Data provided:
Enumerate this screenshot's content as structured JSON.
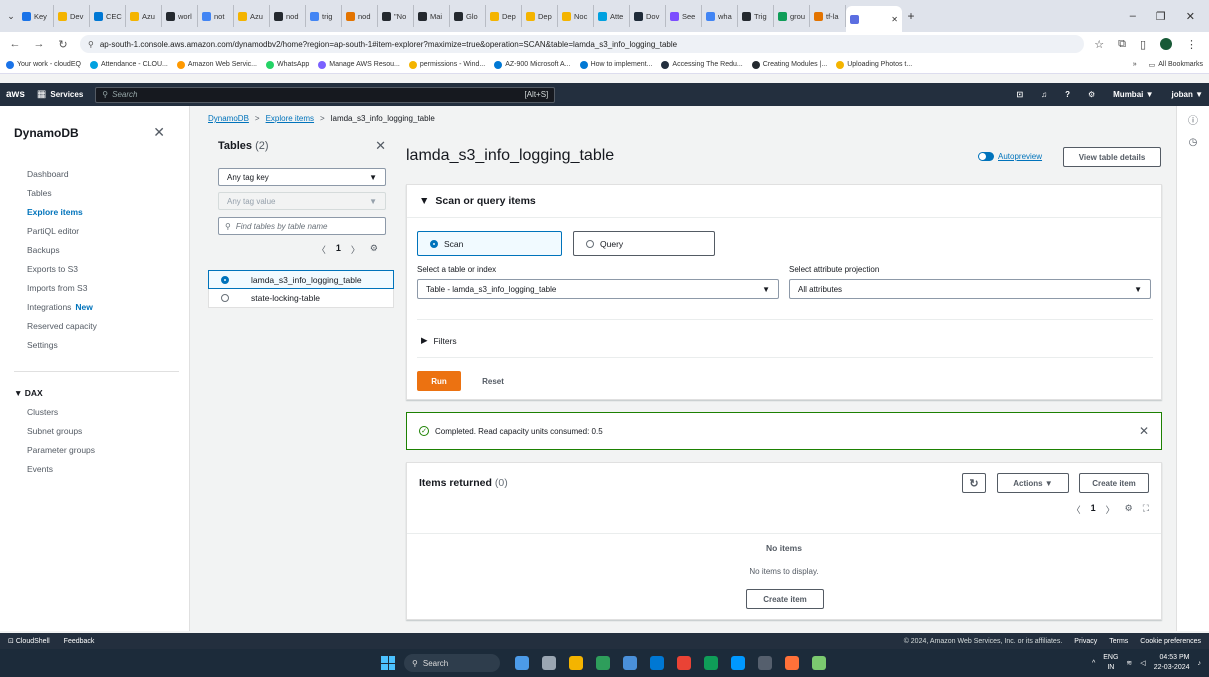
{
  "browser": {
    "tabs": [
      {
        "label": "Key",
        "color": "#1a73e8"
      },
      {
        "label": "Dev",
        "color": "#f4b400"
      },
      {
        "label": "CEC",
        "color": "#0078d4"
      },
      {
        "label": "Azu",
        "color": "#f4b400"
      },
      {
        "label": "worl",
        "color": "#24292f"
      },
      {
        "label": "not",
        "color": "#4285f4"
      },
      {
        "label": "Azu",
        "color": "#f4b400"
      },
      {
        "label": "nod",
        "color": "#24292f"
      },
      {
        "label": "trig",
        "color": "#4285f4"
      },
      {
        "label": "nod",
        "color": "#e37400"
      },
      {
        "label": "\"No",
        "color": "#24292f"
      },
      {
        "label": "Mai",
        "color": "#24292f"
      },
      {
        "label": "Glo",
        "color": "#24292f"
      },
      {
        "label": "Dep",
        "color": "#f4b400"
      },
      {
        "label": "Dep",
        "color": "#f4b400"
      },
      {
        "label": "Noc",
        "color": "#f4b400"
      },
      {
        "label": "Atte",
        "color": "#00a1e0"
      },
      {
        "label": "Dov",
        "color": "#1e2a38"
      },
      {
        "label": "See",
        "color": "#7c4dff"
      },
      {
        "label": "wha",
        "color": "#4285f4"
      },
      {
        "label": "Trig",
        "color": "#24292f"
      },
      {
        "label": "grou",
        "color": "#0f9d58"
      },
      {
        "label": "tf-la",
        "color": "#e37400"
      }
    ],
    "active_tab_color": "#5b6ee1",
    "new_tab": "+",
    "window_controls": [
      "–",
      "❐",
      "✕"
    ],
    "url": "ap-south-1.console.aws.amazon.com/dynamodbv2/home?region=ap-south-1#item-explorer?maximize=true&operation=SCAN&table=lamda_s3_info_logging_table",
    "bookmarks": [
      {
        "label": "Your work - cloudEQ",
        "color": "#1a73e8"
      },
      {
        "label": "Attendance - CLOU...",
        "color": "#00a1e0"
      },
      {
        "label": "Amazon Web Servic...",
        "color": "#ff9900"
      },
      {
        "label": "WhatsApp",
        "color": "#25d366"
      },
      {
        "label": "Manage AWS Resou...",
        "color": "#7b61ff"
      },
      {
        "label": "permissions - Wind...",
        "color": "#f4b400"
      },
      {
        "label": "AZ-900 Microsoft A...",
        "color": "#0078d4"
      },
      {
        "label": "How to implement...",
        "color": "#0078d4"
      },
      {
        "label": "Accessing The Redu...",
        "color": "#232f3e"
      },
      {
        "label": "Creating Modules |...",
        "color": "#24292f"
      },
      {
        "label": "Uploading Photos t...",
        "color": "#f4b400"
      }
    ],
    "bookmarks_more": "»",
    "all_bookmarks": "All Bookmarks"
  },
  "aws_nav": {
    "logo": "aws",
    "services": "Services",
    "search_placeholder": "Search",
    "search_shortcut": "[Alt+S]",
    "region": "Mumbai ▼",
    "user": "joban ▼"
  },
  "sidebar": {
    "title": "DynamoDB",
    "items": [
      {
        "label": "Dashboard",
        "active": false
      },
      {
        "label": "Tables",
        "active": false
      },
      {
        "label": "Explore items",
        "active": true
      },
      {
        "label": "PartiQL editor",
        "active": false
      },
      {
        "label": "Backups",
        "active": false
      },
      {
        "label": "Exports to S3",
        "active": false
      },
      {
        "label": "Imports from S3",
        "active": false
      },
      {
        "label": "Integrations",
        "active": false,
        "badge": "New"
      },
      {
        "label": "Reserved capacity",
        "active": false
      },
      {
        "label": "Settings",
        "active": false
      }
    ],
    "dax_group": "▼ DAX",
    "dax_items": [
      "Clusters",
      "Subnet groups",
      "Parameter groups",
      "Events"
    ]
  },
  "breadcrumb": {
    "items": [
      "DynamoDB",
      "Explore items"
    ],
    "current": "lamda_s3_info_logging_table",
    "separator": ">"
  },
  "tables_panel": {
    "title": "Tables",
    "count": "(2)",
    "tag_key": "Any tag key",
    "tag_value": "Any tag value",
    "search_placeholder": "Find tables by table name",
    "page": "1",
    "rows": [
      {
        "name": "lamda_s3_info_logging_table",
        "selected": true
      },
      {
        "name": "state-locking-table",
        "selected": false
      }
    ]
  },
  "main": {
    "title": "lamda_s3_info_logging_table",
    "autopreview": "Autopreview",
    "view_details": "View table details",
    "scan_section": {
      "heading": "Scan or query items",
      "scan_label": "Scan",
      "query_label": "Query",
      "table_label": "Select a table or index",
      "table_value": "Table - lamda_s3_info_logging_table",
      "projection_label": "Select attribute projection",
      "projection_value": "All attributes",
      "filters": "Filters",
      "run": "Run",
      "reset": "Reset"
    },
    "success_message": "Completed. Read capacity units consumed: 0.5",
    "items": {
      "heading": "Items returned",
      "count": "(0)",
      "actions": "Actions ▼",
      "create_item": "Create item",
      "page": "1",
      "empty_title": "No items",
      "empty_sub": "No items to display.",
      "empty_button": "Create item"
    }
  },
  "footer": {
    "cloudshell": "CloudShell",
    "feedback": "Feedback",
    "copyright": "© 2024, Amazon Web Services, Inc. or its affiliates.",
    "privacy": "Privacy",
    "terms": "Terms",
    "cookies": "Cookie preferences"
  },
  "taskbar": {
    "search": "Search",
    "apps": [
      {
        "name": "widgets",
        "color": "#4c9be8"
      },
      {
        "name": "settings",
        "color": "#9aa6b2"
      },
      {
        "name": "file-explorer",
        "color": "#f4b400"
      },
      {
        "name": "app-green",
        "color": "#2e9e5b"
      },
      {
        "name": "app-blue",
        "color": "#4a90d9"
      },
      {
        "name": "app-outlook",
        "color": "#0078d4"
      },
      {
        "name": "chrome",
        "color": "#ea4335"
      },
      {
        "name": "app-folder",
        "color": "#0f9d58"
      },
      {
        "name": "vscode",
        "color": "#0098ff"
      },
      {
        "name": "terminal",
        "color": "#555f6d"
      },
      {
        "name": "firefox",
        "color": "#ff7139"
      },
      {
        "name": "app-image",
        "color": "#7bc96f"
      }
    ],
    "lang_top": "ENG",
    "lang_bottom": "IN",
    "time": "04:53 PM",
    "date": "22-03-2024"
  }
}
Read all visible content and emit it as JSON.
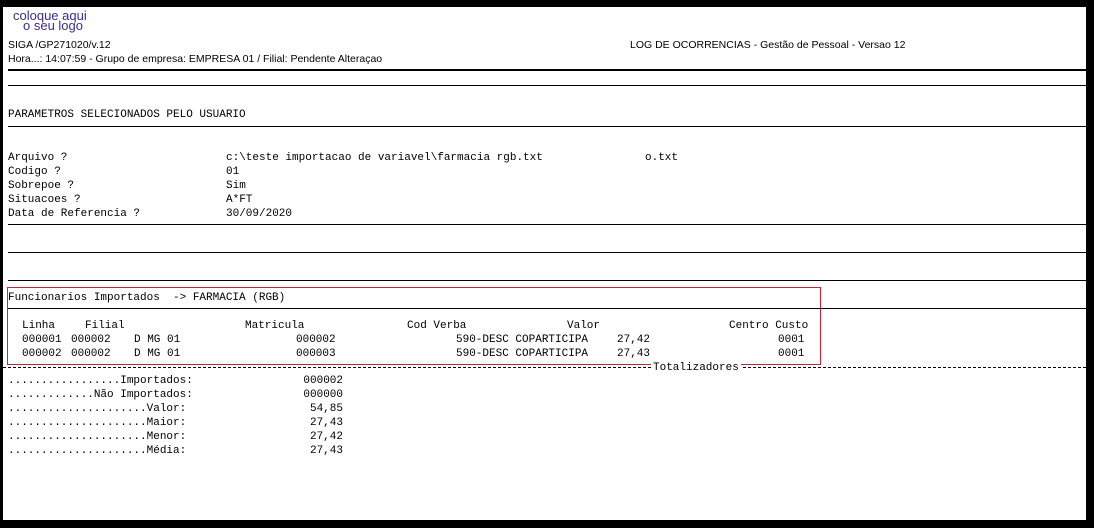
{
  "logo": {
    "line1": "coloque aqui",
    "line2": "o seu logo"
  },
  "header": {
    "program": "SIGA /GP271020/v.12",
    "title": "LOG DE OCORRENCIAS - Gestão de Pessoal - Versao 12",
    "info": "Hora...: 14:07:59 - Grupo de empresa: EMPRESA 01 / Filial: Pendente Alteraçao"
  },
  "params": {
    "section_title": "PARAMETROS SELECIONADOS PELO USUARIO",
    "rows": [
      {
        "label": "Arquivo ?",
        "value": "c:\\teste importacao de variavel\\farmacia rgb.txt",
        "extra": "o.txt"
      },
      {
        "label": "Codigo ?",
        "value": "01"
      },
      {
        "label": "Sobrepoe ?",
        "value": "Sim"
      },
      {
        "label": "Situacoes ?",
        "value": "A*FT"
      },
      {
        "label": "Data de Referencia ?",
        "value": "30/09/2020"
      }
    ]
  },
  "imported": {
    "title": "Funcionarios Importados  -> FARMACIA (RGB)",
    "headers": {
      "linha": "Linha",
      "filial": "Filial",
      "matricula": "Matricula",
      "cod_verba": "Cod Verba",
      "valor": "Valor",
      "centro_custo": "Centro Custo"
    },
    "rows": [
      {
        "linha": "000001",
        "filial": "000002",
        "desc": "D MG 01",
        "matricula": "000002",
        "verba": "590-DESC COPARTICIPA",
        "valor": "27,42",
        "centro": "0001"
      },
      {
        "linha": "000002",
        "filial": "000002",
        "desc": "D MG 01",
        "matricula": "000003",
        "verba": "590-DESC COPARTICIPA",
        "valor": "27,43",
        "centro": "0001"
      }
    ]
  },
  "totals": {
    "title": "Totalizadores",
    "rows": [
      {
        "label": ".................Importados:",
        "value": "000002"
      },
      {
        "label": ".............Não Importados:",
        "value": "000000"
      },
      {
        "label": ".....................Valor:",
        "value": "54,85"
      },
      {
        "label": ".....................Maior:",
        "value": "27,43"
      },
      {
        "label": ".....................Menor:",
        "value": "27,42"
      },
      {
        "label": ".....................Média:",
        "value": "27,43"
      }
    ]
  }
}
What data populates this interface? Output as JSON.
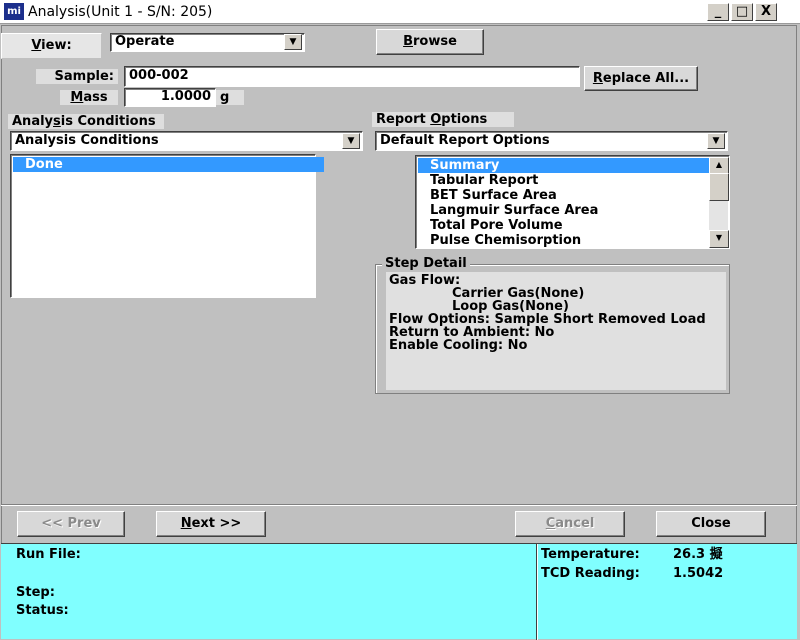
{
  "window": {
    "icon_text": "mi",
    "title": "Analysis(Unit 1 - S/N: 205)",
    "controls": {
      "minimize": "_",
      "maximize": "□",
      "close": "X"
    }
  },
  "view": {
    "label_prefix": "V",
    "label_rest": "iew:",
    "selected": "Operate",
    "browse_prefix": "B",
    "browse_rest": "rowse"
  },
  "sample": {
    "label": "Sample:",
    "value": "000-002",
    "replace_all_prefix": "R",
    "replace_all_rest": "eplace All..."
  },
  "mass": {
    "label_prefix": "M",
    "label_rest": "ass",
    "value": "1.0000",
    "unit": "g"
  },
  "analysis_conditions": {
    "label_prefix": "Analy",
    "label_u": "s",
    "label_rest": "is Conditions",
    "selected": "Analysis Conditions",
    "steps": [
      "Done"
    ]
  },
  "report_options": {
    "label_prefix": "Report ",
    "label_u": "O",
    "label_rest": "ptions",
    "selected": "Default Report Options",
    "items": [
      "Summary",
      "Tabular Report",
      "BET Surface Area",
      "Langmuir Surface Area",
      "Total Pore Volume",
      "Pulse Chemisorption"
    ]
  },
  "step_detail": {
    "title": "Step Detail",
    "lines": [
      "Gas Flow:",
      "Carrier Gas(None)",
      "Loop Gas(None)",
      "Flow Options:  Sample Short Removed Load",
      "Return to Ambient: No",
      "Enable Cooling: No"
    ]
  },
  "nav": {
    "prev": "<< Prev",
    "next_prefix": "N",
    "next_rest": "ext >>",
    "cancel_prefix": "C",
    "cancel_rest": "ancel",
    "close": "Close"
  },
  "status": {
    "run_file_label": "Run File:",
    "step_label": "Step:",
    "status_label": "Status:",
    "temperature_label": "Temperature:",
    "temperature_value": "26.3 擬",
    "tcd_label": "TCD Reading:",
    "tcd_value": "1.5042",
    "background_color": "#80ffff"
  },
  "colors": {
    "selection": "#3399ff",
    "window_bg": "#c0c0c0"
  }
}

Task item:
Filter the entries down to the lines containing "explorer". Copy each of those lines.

Exercise answer:
    "url": "ap-south-1.console.aws.amazon.com/dynamodbv2/home?region=ap-south-1#item-explorer?maximize=true&operation=SCAN&table=lamda_s3_info_logging_table",
        "name": "file-explorer",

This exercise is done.